* [DATA PROVIDED]
=== Section Start ===
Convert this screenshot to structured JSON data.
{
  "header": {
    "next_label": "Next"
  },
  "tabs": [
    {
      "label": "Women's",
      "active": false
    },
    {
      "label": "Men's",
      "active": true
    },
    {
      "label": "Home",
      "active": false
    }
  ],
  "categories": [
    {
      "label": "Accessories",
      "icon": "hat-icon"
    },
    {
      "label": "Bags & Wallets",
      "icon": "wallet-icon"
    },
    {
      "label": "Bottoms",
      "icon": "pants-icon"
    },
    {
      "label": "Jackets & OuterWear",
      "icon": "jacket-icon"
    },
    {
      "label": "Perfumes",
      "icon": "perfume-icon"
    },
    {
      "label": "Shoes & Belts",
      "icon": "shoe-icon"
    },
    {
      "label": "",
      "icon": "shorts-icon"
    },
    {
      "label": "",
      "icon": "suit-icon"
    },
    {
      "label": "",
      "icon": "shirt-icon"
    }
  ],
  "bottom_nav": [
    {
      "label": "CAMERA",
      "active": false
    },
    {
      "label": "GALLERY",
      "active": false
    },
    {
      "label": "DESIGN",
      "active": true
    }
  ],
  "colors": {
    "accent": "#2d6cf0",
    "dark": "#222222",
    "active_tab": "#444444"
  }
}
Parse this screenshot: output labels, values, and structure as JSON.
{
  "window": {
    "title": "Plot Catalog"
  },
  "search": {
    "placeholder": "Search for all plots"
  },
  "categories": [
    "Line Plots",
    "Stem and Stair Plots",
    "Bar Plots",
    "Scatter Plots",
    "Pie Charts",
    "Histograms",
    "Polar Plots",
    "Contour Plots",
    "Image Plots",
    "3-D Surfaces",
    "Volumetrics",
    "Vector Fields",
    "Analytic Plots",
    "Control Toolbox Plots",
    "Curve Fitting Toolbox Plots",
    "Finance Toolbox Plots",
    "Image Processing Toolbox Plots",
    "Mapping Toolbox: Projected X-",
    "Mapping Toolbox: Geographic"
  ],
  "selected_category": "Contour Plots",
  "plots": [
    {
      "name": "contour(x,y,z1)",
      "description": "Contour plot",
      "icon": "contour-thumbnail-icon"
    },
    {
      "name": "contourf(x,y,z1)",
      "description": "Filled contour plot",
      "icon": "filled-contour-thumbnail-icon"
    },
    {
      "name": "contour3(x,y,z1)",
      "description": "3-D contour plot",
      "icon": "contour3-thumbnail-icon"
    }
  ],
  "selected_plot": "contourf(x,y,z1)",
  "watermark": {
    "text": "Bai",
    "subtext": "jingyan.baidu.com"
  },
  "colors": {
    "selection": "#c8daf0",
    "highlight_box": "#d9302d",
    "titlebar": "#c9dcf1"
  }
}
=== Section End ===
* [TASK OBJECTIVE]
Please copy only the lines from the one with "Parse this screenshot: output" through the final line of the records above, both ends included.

* [ANSWER TO THIS EXERCISE]
Parse this screenshot: output labels, values, and structure as JSON.
{
  "window": {
    "title": "Plot Catalog"
  },
  "search": {
    "placeholder": "Search for all plots"
  },
  "categories": [
    "Line Plots",
    "Stem and Stair Plots",
    "Bar Plots",
    "Scatter Plots",
    "Pie Charts",
    "Histograms",
    "Polar Plots",
    "Contour Plots",
    "Image Plots",
    "3-D Surfaces",
    "Volumetrics",
    "Vector Fields",
    "Analytic Plots",
    "Control Toolbox Plots",
    "Curve Fitting Toolbox Plots",
    "Finance Toolbox Plots",
    "Image Processing Toolbox Plots",
    "Mapping Toolbox: Projected X-",
    "Mapping Toolbox: Geographic"
  ],
  "selected_category": "Contour Plots",
  "plots": [
    {
      "name": "contour(x,y,z1)",
      "description": "Contour plot",
      "icon": "contour-thumbnail-icon"
    },
    {
      "name": "contourf(x,y,z1)",
      "description": "Filled contour plot",
      "icon": "filled-contour-thumbnail-icon"
    },
    {
      "name": "contour3(x,y,z1)",
      "description": "3-D contour plot",
      "icon": "contour3-thumbnail-icon"
    }
  ],
  "selected_plot": "contourf(x,y,z1)",
  "watermark": {
    "text": "Bai",
    "subtext": "jingyan.baidu.com"
  },
  "colors": {
    "selection": "#c8daf0",
    "highlight_box": "#d9302d",
    "titlebar": "#c9dcf1"
  }
}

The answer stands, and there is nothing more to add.